April 22, 2018
With more than six decades around horse racing, Bill Galvin can tell you the sport, and close ups with standardbreds in general, lend themselves to strong literature.
The Mississauga resident, who was inducted into the Canadian Horse Racing Hall of Fame in 2014 for all of his work as a writer, publicist, promoter and race official, has been passionate about horse racing since he was growing up in Arnprior.
He’s now hoping children will catch on to that passion through the Youth Literary Derby writing contest for children from grades 5-8.
“It’s been a pretty enthusiastic response,” Galvin said. “Because it’s provincewide, we’ve got the chance of getting to over 2 or 3 million students, maybe more.”
The derby is now open to children across Ontario up until June 15. Through the program, Galvin and his partners are arranging for trips to standardbred breeding farms and children are encouraged to write a poem or essay about the experience.
It is scheduled in the midst of foaling season in April and May.
The derby is revamped from a similar program he oversaw years ago.

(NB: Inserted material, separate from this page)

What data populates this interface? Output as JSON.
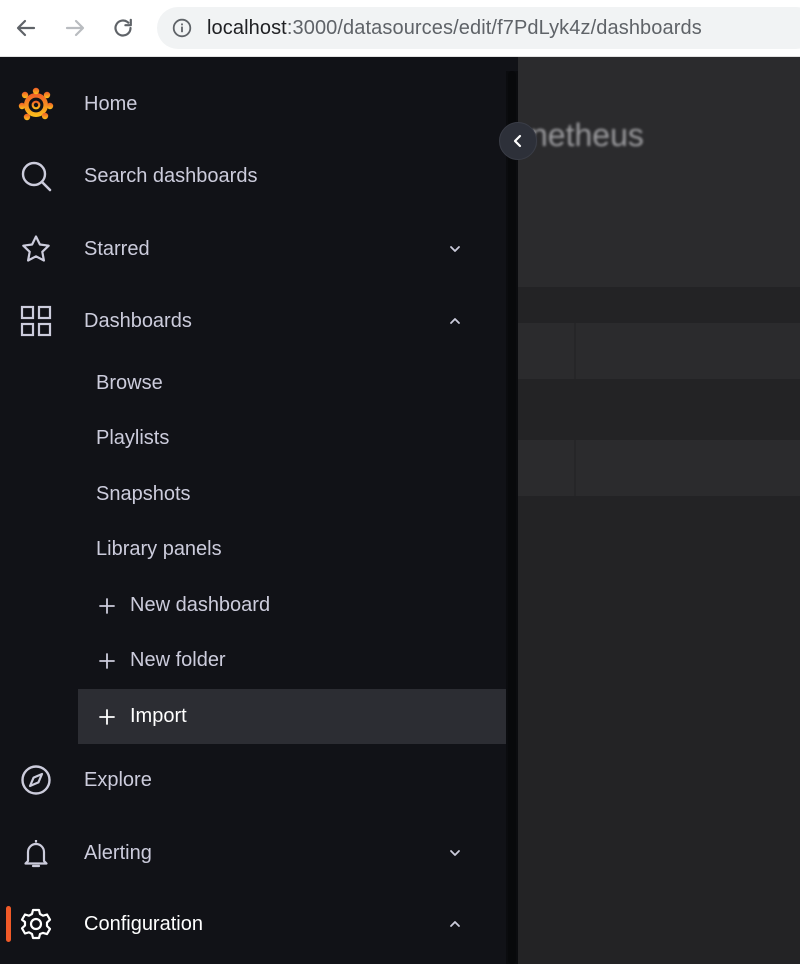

The top three winners in each category (poem and essay) will receive prizes of $250, $150 and $100, respectively. Those same amounts will be donated to the entrant’s school or a local library if the child is home-schooled.
“I put a note in there to challenge (children) to get away from computers and let the kids get back to nature a little bit, connect with horses,” said Galvin, who published Ballads of the Turf and Other Doggerels in 2006.
The Youth Literary Derby is sponsored by Tom Rankin, a standardbred breeder and owner from St. Catharines.
Schools are responsible for transporting students to the farms, but program organizers will co-ordinate the visits.
Visits to farms began recently and for students in Peel, there are trips planned to nearby farms, such as Winbak Farm in Caledon May 26 and Joe & Karen Hudon Farm in Acton on May 27.
Galvin and a number of partners are getting the word out to various school boards in Ontario,
They’ve received endorsements from many groups, including the Mississauga Arts Council.
“Essential to creative expression is the stimulating effect of experiencing something new, something that engages your senses and prompts you to think differently, see differently, feel differently.” stated Mississauga Arts Council executive director Mike Douglas.
“At the Mississauga Arts Council we were immediately impressed by the presence of all of these stimulants in the new Youth Literary Derby. Kids away from home on a farm, engaging with magnificent horses and writing about it.”
From all of his years being around horses, Galvin can say encounters with standardbreds are a one-of-a-kind experience.
“Standardbreds have a bit of a different temperament,” Galvin said. “They’re very friendly, they cosy up to you. There’s just something about them that is different from other breeds. They just make friends easy.”
For more information, visit youthliteraryderby.ca.